▶ **Dataset extract**:
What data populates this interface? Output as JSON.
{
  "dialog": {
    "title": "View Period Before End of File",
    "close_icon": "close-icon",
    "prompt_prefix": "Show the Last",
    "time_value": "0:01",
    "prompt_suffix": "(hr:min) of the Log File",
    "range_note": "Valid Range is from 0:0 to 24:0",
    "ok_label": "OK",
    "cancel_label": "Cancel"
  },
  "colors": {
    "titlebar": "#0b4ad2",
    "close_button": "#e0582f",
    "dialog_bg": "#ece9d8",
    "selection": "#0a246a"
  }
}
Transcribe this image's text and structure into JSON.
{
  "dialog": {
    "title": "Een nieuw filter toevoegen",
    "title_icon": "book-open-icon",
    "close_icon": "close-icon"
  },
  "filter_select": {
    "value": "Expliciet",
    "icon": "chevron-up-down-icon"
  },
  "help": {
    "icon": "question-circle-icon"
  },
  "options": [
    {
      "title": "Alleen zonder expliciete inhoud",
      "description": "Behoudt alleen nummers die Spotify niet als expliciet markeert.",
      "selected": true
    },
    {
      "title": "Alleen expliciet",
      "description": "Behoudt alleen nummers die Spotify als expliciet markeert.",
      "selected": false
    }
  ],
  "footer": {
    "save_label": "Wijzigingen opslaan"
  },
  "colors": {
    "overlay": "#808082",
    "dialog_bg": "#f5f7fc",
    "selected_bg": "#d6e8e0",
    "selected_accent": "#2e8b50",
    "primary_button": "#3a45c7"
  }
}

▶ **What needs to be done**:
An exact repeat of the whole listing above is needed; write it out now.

▶ **Answer to this exercise**:
What data populates this interface? Output as JSON.
{
  "dialog": {
    "title": "View Period Before End of File",
    "close_icon": "close-icon",
    "prompt_prefix": "Show the Last",
    "time_value": "0:01",
    "prompt_suffix": "(hr:min) of the Log File",
    "range_note": "Valid Range is from 0:0 to 24:0",
    "ok_label": "OK",
    "cancel_label": "Cancel"
  },
  "colors": {
    "titlebar": "#0b4ad2",
    "close_button": "#e0582f",
    "dialog_bg": "#ece9d8",
    "selection": "#0a246a"
  }
}
Transcribe this image's text and structure into JSON.
{
  "dialog": {
    "title": "Een nieuw filter toevoegen",
    "title_icon": "book-open-icon",
    "close_icon": "close-icon"
  },
  "filter_select": {
    "value": "Expliciet",
    "icon": "chevron-up-down-icon"
  },
  "help": {
    "icon": "question-circle-icon"
  },
  "options": [
    {
      "title": "Alleen zonder expliciete inhoud",
      "description": "Behoudt alleen nummers die Spotify niet als expliciet markeert.",
      "selected": true
    },
    {
      "title": "Alleen expliciet",
      "description": "Behoudt alleen nummers die Spotify als expliciet markeert.",
      "selected": false
    }
  ],
  "footer": {
    "save_label": "Wijzigingen opslaan"
  },
  "colors": {
    "overlay": "#808082",
    "dialog_bg": "#f5f7fc",
    "selected_bg": "#d6e8e0",
    "selected_accent": "#2e8b50",
    "primary_button": "#3a45c7"
  }
}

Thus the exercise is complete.